Lord High Constable of England: Closer of the two Spoons in Gloucester to the ground at 0.6 of a mile (c. a dozen minutes walk from the Quays/Docks area). Opens from 8.00 a.m. every day, closing midnight Sunday to Thursday and 1.00 a.m. Friday & Saturday.
The Lord High Constable of England, Llanthony Warehouse, Llanthony Road, The Docks, Gloucester, Gloucestershire, GL1 2EH. Tel: 01452 302890. Map: Lord High Constable of England.

The Turks Head.

Pelican Inn: One of the seven pubs owned by Wye Valley Brewery, this one acquired in 2012. The beer range at The Pelican is thus obviously dominated by that brewery but there are changing guests, ciders, ‘craft’ keg has made an appearance and a growing range of canned and bottled beers.  CAMRA 50p off vouchers accepted. Disabled access, beer garden. Opening couldn’t be simpler: noon to midnight every day. Just to the northern side of the cathedral 1.1 miles (25 minutes walk).
The Pelican Inn, 4 St Mary’s Street, Gloucester, Gloucestershire, GL1 2QR. Tel: 01452 582966. Map: Pelican Inn.

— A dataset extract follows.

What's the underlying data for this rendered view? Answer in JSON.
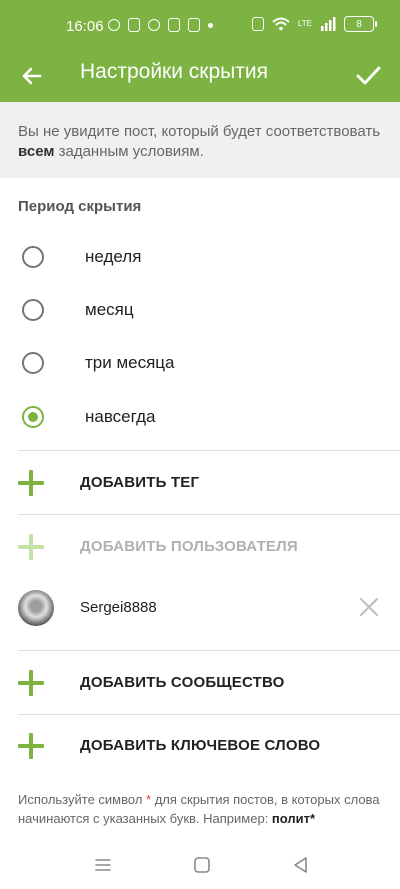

Turks Head Inn: Was the first micropub to open in Gloucester. If you’ve used it in the past note that it moved location in April 2022. Large for a micropub, extending over two floors and with outside seating to the front. No food except snacks (says one source, but it clearly does sometimes – perhaps only when there’s music events on?) mobile phones discouraged, no WiFi, no children allowed. Four handpumps with usually three changing beers on from small independent breweries mostly based in Gloucestershire but also stretching across into adjacent counties (and occasionally further afield). Does a wide range of up to a dozen box ciders from producers such as Hecks, Iford and Westons. The six keg offerings are surprisingly mainstream and boring. Why would  a pub of this type stock the likes of Carling and Thatcher’s Gold and thus feel obliged to try to match the prices of the Spoons (The Regal) a few doors away instead of going down the ‘craft’ route? It’s margins on these must be absolutely paper thin… still, it’s their business so up to them. Opening hours (closed Sunday): from noon, to 9.00 p.m. Monday to Thursday, 11.00 p.m. Friday & Saturday. Note: CASH ONLY, does nor accept card.
The Turks Head Inn, 7-9 St Aldgate Street, Gloucester, Gloucestershire, GL1 1RP. Tel: 07771 982356. Map: Turks Head Inn.

Warehouse 4.

Warehouse 4: Taproom of Gloucester Brewery. Cask, keg and can options from the brewery’s beer range. No food. Disabled access, beer garden. Opening hours: 5.00 p.m. – 11.00 p.m. Monday; noon – 11.00 p.m. Tuesday to Thursday; noon – 11.30 p.m. Friday & Saturday; noon – 8.00 p.m. Sunday. A half mile (12 minutes walk) from the stadium.
Warehouse 4, West Quay, The Docks, Gloucester, Gloucestershire, GL1 2LG. Tel: 01452 668043. Map: Warehouse 4.

Likelihood the Natives Will Understand You: Gloucester’s an egg-chaser city with little interest football. Doubt many know or care their own football team’s just been relegated let alone some outfit from from Cornwall is playing in their back yard.

Top-Tip: Play “spot the home fan”. To be fair it’s a ridiculously long haul (c. 196 miles) up from Truro to Gloucester so absolute respect to any ‘home’ fans doing that Monday, Wednesday, Thursday, Saturday (or even some of them) this week.

Local Amenities: Historic (originally founded by the Romans) and county town of Gloucestershire, Gloucester is on the smaller side as UK cities go. Looking at a map, people who don’t know the place are often surprised it was once a pretty important port as it’s nowhere near the sea. The shipping is now long gone and the old docks area a mix of residential, retail and hospitality. 

Other Points Of Interest: If we get the point required to become Champions here several obscure (unless a Glover) questions in future pub quiz Sports Rounds will be generated.

[No responsibility is taken for any inaccuracies. This page is entirely the product of bias and prejudice. ]